And with them are the locals that perform the gory deeds for a song, who are
high-tech equipped to the teeth by their benefactor. Among them, are our former servicemen - soldiers, policemen and former wildlife rangers.
If they are arrested, they get away with murder - having a slap on the wrist as punishment. This is a strong case for more concerted efforts internationally, stringent measures and deterrent sentences.
A brief look on the elephant and rhino, for example, will suffice. Consider the gestation periods of the two. It takes two years for a baby elephant or rhino to be conceived and born - and about six or so months for an average game.
Add another four years that the beast grows into adulthood and possibly another year it will be an offspring-bearing adult.That makes seven years the time that you can replace - or can a dead one be replaced - an elephant or rhino.
Now turn to the punishment that our courts have meted out to poachers and related offenders and it is a sorry picture. While the punishment against offenders has been evidently lenient, there have also been delays in investigating, prosecuting and punishing the same.

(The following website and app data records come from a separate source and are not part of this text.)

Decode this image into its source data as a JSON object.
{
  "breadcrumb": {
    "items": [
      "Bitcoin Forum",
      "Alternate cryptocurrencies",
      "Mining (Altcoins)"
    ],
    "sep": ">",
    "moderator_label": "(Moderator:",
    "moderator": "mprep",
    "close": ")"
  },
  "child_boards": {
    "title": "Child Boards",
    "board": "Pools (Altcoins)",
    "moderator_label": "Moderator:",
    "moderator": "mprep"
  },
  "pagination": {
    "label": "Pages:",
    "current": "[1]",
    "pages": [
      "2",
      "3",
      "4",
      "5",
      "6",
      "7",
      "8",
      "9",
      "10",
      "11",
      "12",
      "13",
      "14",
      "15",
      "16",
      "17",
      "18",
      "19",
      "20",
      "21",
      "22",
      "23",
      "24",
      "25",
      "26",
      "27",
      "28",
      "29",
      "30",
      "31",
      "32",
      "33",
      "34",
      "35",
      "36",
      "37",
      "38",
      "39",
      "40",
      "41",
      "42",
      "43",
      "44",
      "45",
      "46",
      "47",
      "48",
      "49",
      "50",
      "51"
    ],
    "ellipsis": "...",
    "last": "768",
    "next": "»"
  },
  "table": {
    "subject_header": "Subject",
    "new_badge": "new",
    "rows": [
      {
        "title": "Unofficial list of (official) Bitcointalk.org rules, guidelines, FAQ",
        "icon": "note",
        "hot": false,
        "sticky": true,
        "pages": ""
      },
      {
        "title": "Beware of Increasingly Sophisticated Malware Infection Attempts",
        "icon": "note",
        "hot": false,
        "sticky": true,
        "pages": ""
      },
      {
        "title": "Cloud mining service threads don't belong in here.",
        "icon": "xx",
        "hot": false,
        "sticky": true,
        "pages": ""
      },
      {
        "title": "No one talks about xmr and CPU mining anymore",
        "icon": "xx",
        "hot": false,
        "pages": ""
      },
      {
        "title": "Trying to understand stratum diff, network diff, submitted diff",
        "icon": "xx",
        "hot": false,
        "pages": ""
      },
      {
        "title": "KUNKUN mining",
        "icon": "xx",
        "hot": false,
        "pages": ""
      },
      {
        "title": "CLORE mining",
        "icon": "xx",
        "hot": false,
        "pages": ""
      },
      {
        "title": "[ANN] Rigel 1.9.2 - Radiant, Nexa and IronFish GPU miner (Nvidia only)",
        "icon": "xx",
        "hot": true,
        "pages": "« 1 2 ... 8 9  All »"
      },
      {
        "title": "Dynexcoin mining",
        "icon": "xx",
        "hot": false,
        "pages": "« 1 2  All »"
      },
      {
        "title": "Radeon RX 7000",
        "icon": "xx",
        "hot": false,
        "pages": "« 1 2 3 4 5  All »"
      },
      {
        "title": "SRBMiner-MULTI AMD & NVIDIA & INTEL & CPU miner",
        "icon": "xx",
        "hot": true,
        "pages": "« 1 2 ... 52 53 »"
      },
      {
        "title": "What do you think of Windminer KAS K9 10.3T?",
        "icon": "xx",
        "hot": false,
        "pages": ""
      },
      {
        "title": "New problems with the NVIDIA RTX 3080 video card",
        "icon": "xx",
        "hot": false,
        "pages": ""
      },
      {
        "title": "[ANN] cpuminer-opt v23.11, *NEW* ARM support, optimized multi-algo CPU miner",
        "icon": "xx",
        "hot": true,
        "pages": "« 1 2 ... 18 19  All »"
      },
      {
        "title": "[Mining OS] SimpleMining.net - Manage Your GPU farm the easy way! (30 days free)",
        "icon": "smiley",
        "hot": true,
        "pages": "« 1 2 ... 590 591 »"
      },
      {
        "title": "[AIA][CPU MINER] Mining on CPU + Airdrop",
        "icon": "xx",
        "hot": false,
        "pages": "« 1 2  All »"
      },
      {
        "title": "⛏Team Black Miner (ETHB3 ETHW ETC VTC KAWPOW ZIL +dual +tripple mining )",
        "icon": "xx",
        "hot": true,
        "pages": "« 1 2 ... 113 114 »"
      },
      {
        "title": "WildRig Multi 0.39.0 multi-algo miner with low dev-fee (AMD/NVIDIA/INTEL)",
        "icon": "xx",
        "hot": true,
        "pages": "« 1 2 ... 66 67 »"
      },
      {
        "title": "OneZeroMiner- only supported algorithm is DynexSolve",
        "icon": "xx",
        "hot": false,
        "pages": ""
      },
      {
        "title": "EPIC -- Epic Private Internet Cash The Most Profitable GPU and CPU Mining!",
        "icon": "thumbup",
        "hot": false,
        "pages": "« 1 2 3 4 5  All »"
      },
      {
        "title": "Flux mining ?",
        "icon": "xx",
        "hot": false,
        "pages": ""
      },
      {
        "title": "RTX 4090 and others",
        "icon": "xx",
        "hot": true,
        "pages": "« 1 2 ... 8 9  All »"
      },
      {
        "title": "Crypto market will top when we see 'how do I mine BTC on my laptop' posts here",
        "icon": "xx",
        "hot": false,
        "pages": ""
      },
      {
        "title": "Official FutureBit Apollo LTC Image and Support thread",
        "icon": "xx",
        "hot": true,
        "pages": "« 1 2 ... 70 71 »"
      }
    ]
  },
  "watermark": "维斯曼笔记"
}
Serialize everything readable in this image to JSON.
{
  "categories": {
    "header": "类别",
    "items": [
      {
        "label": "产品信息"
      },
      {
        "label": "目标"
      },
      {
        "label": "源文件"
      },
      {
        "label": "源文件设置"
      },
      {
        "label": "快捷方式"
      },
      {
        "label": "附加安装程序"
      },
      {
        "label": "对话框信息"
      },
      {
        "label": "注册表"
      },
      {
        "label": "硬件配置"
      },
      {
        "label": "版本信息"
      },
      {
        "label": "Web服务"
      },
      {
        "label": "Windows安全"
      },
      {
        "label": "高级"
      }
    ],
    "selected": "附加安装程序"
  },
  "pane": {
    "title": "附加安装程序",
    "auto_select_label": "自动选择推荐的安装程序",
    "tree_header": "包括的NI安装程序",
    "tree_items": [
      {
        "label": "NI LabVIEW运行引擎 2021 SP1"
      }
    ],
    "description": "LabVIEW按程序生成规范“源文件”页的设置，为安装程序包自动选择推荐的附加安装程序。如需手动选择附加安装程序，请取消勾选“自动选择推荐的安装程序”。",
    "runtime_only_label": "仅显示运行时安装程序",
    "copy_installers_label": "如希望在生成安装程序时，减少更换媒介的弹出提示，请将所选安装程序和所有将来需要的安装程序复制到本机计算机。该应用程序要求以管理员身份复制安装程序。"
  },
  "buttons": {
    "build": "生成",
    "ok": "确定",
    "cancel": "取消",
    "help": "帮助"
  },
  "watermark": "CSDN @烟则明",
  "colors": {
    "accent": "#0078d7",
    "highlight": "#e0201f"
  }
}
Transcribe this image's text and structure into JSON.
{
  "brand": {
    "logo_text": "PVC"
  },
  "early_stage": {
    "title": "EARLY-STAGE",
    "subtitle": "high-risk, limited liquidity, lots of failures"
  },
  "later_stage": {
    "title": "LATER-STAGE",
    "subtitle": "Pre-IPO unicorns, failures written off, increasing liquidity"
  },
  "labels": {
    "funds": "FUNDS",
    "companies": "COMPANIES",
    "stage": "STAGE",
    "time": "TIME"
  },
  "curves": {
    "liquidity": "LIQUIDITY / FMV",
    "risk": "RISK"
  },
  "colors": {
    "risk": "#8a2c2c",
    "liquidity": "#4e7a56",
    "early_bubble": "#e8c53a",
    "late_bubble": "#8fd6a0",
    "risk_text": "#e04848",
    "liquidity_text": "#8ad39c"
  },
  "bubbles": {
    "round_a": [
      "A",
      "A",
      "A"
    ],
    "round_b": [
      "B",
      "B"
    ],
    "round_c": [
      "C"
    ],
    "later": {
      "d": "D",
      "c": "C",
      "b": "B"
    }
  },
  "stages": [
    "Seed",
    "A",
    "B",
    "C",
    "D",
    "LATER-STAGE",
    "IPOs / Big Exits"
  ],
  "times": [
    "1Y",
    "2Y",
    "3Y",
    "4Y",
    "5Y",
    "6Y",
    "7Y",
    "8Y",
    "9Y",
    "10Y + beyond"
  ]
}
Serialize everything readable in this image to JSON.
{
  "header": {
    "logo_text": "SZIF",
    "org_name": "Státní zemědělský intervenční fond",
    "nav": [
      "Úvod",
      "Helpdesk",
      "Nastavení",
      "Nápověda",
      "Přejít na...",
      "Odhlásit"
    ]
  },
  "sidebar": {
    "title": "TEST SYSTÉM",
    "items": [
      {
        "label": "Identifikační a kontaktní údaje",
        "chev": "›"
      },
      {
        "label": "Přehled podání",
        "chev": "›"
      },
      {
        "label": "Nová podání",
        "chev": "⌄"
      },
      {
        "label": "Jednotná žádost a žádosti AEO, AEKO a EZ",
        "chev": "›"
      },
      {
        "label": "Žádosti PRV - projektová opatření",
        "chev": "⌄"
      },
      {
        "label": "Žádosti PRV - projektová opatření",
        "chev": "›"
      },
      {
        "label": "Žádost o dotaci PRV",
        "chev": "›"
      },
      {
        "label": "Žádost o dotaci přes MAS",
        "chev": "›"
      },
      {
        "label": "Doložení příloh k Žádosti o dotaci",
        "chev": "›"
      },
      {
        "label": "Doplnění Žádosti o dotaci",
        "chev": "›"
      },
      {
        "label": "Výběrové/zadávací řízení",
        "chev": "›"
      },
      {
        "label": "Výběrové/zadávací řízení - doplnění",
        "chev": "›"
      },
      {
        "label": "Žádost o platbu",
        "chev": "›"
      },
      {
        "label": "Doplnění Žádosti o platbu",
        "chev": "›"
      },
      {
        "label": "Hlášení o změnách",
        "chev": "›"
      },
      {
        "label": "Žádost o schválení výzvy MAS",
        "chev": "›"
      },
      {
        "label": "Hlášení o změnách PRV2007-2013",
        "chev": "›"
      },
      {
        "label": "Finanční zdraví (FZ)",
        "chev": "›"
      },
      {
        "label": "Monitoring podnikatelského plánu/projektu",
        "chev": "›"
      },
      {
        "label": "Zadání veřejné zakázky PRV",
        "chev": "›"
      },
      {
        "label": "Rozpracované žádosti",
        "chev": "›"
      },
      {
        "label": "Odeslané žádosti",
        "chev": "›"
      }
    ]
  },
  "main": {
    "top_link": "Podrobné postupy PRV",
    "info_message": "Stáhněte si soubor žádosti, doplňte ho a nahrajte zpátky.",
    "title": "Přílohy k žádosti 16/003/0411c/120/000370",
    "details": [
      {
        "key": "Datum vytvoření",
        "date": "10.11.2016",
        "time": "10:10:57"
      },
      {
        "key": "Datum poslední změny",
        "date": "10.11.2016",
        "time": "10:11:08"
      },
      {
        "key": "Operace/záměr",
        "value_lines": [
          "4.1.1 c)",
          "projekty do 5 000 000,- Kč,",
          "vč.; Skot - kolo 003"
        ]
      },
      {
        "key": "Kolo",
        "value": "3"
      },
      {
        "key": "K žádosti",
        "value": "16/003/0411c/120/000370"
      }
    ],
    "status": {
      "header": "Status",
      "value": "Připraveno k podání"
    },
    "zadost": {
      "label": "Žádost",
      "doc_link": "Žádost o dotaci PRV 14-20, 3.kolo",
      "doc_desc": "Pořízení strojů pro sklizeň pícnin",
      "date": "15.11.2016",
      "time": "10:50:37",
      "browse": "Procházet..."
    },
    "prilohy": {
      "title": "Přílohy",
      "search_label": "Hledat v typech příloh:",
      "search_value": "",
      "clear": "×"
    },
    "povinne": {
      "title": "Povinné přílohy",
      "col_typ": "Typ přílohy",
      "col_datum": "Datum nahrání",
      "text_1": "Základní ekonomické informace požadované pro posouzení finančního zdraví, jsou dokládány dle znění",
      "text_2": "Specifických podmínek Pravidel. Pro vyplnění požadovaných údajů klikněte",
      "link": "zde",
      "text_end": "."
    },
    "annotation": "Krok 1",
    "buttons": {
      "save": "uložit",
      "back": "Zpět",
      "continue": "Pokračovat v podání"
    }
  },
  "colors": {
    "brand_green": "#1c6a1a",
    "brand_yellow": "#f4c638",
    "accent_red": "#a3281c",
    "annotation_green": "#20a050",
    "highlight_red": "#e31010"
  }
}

The National Parks and Wildlife Authority has released a report on poaching cases for the period September 2010 and April 18 2011.
The data shows that 47 rhino poachers have been arrested while 58 were also arrested for elephant poaching. Five elephant poachers were killed in combat with rangers while two rhino poachers were short and killed.
Of the cases that came before the courts, 11 have been finalised while 28 are outstanding. What with a bail of less than US$100, each poacher? This against the value of an elephant of US$20 000 and the value of a rhino being US$125 000.
This villager's full import is that the judiciary should complement the national anti-poaching process by giving deterrent sentences and restrictive bail conditions.
The village soothsayer, says in one such case a poacher caught with 26 pieces of ivory, which translates to 13 elephant tusks, was released on US$50 bail because the magistrate in question had not seen a live elephant, let alone a rhino and hence lacked appreciation.
Neither was the magistrate in question aware of how much time it takes to have one elephant grow to adulthood.There is certainly need to instill a sense of understanding and appreciation on our judiciary, for in this poaching lies the demise of our national heritage, the demise of our elephant, rhino and gnu.
"The time is now. The time to act is now. The time to join hands as a nation to avert poaching is now and in our failure lies our failure. Yes in our failure lies our failure. Look at South Africa, a rhino is poached everyday," says the village soothsayer.
Adapted from an unknown Zimbabwean patriot's cry for rhino justice